What an amazing story each face told. I mean many you could tell they were chasing personal bests, some were in pain, others had little expression, and then there were the few that you could tell they were filled with joy and were just so happy with their race/day. It was interesting to say at the very least and many runners made eye contact with me which was almost like a mutual hey and obviously many were doing the same as I. This was very cool and I am so glad I took that time to watch the race while being in it.

During that time I also took my second gel pack and made sure to ask at the water station that it was water that I was taking. They confirmed such and that's when I figured it was just the water with the gel pack that made that odd taste but I was expecting it this time so it was all good. That was about kilometer 14 or 15.

At km 16 it was time to run my race. It was my plan to run my hardest for the last 5.  Having past the 16 marker, I began to increase my turnover pace and it felt good. I began to look ahead and try to dial people in to chase. For me this is a great motivator. You can't always catch people but it creates a drive to go faster.

From that point on, I do not believe anyone passed me. Interestingly though, shortly before the 16 km mark, a man that I estimate was about 275lbs (looked like an offense lineman) passed me. I had passed him earlier and he was with a couple of friends and was running what seemed to be 10's and 1's. This is the person I chose to chase. He was about 100-150m ahead of me when I started my run for the finish.

Every time he stopped for his walking portion I would catch him a little but when he began to run, the gap went back to what it was. He was amazing and during this time I passed many people but not him. Gradually I lost sight of him, it must have around the 19k mark. He must have decided to run the remaining km's and not walk. It was amazing, he brought me along with him but had another gear and pulled away. This confirms that healthy people come in all sizes in my opinion.

I finished the race pushing as hard as I could, passing and out of breath. My last km was my strongest and relatively pain free (just exhaustion). I am proud of that finish and now have a better understanding of "running your race." I believe I ran the best I possibly could have.

Here is a picture of me taken crossing the finish line by our local newspaper  As you can see there was a young lady that must have been passing many behind me and caught me right at the finish. She recently swam one of the great lakes (Ontario I think) and I thought it was funny that I got into her picture.
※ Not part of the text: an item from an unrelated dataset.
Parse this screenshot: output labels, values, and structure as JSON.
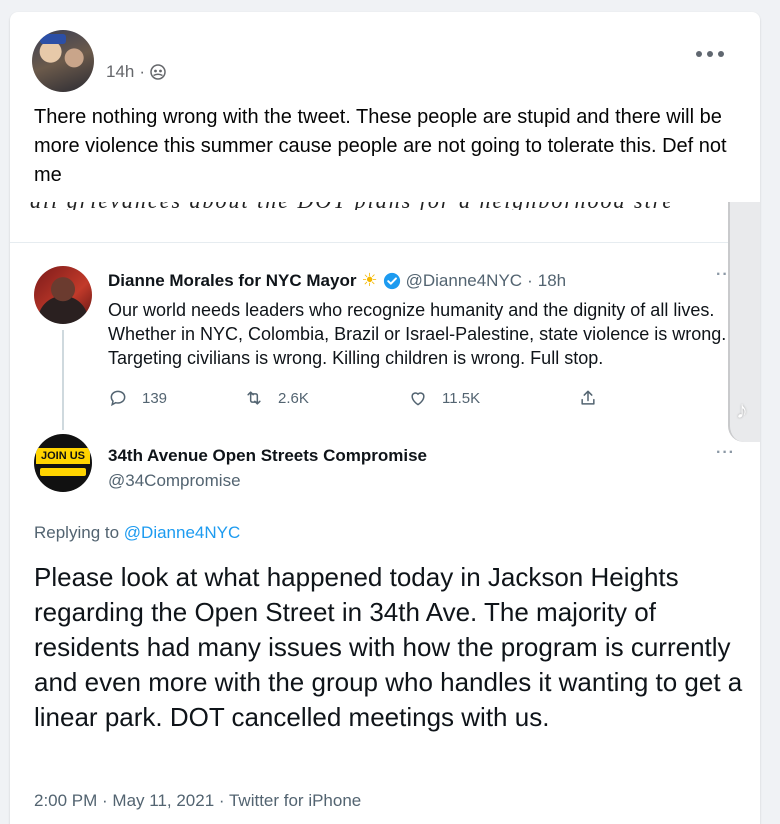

 Here are my spits for the last half.


My chip time was 2:16:41 for a pace of 6:27 per km. As I said in part one, my hope was for a 2:30 marathon and at best a 2:20. Expectations were surpassed and with little stress. I believe my race was prepared, planned and followed. All that training was worth it to know I ran my best and can positively say I enjoyed every step.

I leave you with a final picture of me staying warm at the finish at the Road2Hope Marathon, Hamilton 2012.